YOUR ASSIGNMENT » Exact duplicates of all the records are needed.
(EXTRACTED INFORMATION begins)
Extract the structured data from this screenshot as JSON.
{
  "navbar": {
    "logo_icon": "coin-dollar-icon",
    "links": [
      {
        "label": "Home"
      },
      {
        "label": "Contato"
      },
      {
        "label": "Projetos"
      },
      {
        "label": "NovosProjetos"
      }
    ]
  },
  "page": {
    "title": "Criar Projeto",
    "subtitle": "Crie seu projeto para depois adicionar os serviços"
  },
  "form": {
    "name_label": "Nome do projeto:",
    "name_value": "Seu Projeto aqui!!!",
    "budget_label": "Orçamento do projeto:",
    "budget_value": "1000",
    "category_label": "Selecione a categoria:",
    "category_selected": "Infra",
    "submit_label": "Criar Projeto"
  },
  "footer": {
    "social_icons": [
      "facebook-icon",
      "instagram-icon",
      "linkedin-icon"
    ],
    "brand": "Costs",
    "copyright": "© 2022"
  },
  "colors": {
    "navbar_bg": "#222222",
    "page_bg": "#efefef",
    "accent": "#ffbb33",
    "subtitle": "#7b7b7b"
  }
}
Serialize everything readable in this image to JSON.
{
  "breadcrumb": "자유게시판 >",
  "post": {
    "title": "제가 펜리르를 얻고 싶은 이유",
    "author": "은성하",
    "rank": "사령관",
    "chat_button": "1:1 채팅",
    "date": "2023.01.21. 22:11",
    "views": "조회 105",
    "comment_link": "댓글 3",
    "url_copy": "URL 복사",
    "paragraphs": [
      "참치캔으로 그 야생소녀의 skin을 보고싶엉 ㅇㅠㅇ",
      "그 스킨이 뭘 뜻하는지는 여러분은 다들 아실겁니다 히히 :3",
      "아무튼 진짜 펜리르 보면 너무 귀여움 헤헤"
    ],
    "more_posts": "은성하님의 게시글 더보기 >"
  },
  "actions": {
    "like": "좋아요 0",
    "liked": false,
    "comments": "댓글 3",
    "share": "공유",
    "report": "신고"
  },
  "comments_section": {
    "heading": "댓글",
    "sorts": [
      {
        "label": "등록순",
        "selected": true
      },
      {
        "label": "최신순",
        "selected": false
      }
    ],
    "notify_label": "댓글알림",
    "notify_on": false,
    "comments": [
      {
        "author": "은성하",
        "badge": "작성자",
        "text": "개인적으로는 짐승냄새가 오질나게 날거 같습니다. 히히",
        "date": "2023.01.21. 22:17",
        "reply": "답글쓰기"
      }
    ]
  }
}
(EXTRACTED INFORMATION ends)
FINISHED EXERCISE »
Extract the structured data from this screenshot as JSON.
{
  "navbar": {
    "logo_icon": "coin-dollar-icon",
    "links": [
      {
        "label": "Home"
      },
      {
        "label": "Contato"
      },
      {
        "label": "Projetos"
      },
      {
        "label": "NovosProjetos"
      }
    ]
  },
  "page": {
    "title": "Criar Projeto",
    "subtitle": "Crie seu projeto para depois adicionar os serviços"
  },
  "form": {
    "name_label": "Nome do projeto:",
    "name_value": "Seu Projeto aqui!!!",
    "budget_label": "Orçamento do projeto:",
    "budget_value": "1000",
    "category_label": "Selecione a categoria:",
    "category_selected": "Infra",
    "submit_label": "Criar Projeto"
  },
  "footer": {
    "social_icons": [
      "facebook-icon",
      "instagram-icon",
      "linkedin-icon"
    ],
    "brand": "Costs",
    "copyright": "© 2022"
  },
  "colors": {
    "navbar_bg": "#222222",
    "page_bg": "#efefef",
    "accent": "#ffbb33",
    "subtitle": "#7b7b7b"
  }
}
Serialize everything readable in this image to JSON.
{
  "breadcrumb": "자유게시판 >",
  "post": {
    "title": "제가 펜리르를 얻고 싶은 이유",
    "author": "은성하",
    "rank": "사령관",
    "chat_button": "1:1 채팅",
    "date": "2023.01.21. 22:11",
    "views": "조회 105",
    "comment_link": "댓글 3",
    "url_copy": "URL 복사",
    "paragraphs": [
      "참치캔으로 그 야생소녀의 skin을 보고싶엉 ㅇㅠㅇ",
      "그 스킨이 뭘 뜻하는지는 여러분은 다들 아실겁니다 히히 :3",
      "아무튼 진짜 펜리르 보면 너무 귀여움 헤헤"
    ],
    "more_posts": "은성하님의 게시글 더보기 >"
  },
  "actions": {
    "like": "좋아요 0",
    "liked": false,
    "comments": "댓글 3",
    "share": "공유",
    "report": "신고"
  },
  "comments_section": {
    "heading": "댓글",
    "sorts": [
      {
        "label": "등록순",
        "selected": true
      },
      {
        "label": "최신순",
        "selected": false
      }
    ],
    "notify_label": "댓글알림",
    "notify_on": false,
    "comments": [
      {
        "author": "은성하",
        "badge": "작성자",
        "text": "개인적으로는 짐승냄새가 오질나게 날거 같습니다. 히히",
        "date": "2023.01.21. 22:17",
        "reply": "답글쓰기"
      }
    ]
  }
}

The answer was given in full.